I am reading a great little book by Mark Driscoll entitled, “Vintage Jesus“. The author does a great job of presenting the timeless truths of the person of Jesus while targeting his message to teens and twenties. Though the language is a bit edgy in places, Mark succeeds at peeling away the “religious dressings” Jesus has come packaged in down through the ages and revealing the wonders of this magnificent person. As one cover leaf endorsement reads, “This is a Savior worth fighting for”.

This morning I was reading the chapter entitled, “Why Should We Worship Jesus?”. Mark spends time talking about what worship is, what it is not, the fact that everyone worships something, and why Jesus is worth our ultimate worship.
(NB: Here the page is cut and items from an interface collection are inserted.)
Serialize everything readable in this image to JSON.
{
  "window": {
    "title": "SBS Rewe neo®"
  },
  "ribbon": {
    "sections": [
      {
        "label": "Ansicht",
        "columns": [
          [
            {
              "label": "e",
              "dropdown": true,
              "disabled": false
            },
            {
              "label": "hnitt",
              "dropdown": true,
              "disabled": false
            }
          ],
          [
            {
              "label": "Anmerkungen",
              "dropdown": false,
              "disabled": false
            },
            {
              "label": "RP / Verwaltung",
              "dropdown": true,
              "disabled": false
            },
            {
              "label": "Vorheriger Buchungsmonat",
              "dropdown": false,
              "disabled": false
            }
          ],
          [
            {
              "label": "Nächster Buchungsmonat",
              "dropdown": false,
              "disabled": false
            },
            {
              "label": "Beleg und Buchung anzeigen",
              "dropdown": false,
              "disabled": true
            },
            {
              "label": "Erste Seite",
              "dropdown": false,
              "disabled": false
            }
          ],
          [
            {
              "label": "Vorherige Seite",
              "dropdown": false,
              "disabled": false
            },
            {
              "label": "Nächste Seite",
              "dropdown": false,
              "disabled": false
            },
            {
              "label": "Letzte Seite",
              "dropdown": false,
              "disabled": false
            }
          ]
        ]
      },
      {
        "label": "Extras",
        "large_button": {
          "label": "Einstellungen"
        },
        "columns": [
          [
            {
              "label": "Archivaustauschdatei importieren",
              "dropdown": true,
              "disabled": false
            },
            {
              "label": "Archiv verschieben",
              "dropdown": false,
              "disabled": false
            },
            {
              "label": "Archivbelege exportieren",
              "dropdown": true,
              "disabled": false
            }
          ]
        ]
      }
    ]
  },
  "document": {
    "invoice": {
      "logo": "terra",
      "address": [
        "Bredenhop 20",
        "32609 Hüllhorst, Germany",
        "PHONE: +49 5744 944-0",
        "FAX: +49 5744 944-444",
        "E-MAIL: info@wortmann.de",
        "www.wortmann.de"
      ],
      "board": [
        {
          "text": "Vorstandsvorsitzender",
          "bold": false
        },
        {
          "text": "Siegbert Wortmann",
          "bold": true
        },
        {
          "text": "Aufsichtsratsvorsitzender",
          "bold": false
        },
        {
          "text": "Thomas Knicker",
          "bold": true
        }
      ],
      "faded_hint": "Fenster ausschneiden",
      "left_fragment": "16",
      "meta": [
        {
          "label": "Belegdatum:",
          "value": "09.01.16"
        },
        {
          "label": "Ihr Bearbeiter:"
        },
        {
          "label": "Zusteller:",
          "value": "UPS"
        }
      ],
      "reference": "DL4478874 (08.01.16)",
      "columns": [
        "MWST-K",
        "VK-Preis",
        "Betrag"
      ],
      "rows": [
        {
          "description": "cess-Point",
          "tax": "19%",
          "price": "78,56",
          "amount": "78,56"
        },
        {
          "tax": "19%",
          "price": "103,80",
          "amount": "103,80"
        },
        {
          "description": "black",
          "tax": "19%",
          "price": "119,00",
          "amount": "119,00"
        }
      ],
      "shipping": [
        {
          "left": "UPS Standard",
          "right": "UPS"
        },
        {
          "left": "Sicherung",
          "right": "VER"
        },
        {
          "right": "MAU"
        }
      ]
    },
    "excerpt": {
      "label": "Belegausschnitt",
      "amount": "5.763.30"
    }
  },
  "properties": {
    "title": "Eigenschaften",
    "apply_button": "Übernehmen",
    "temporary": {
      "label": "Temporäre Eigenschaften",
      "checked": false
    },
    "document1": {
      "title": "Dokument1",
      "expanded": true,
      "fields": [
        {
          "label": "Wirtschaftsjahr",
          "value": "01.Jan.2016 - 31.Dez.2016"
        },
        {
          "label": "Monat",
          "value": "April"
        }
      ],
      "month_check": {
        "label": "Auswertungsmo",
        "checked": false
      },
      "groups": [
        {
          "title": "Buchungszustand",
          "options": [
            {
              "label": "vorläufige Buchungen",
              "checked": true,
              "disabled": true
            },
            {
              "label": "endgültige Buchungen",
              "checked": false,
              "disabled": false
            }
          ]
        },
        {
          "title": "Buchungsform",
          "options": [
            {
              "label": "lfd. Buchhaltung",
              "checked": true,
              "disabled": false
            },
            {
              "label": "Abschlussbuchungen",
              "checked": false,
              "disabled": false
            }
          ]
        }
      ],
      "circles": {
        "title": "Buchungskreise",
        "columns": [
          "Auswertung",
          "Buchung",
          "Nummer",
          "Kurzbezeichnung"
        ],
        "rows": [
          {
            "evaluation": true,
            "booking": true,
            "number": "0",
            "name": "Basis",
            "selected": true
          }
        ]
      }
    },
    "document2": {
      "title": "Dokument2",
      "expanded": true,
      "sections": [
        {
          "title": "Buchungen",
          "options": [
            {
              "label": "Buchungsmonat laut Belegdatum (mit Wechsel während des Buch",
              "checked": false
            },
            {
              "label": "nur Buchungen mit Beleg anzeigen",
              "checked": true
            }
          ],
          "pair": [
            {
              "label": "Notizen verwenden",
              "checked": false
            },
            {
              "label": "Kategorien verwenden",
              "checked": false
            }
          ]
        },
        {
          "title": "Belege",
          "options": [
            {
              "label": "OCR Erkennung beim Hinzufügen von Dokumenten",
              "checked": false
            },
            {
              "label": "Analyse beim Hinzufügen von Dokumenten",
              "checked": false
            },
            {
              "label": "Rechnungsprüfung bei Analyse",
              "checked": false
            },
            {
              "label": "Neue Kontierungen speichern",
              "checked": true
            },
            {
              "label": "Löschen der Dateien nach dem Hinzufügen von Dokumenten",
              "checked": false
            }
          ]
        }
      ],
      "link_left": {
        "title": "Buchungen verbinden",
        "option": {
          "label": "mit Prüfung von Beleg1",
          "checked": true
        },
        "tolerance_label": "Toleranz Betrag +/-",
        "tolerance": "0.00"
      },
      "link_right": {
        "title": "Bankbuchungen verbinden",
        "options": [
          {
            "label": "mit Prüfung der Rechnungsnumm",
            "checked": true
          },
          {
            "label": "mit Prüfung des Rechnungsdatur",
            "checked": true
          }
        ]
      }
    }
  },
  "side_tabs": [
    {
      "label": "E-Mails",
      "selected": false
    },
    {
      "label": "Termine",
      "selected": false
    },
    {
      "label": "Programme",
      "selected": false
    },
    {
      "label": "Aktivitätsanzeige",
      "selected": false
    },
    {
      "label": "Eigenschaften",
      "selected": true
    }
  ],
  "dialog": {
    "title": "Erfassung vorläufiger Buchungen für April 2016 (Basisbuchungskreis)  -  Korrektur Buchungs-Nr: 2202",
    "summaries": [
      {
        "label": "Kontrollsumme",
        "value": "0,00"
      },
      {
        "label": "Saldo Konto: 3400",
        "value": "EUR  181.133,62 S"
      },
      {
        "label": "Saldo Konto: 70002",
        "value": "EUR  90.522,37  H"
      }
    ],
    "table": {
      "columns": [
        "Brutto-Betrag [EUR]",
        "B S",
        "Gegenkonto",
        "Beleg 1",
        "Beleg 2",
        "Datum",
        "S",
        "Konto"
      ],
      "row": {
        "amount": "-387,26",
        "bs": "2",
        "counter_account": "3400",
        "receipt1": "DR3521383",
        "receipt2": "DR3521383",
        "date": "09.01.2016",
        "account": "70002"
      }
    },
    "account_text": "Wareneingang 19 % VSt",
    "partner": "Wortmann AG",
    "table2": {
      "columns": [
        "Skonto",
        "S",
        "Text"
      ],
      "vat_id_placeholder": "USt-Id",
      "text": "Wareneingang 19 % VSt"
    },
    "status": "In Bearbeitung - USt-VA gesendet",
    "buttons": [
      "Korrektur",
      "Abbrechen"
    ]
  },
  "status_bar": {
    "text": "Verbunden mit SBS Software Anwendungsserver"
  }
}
It’s not that I have never heard teaching of this sort before, but it was just hitting me in some fresh ways…kind of like something you know but have not given much thought to for quite some time, or perhaps, even more convicting, realize that your own worship has been a bit displaced.

Mark defines worship as “living our life individually and corporately as continuous living sacrifices to the glory of a person or thing”. As he was going through a litany of things and people we worship, including ourselves, pointing out how, and in what ways we sacrifice for them, I could not help but recognize the many ways I have been pulled toward certain other things, lessening my grip on a primary affection and devotion to Jesus. Or, I should say, the lessening, in regards to awe and devotion to Jesus typically preceeds the pulling toward other things.

Even for those of us who profess a strong commitment to Jesus, there is this constant danger of having someone or something else displace him as the object of our worship. This does not happen so much deliberately on our part but often subtley as the wonder and greatness of Jesus begins to dim in our consciousness by a simple act of inattention over an extended period of time. Perhaps this is why the writer of Hebrews encourages us to “fix our eyes on Jesus”. We are pulled towards those things or individuals we esteem worthy of our time and sacrifice.

Who or what do you worship? Mark posed these simple questions to help us uncover our possible idols:

  • Who or what do I make sacrifices for?
  • Who or what is most important to me?
  • If I could have any thing or experience I wanted, what would that be?
  • Who or what makes me most happy?
  • What is the one person or thing I could not live without?
  • What do I spend my money on?
  • Who or what do I devote my spare time to?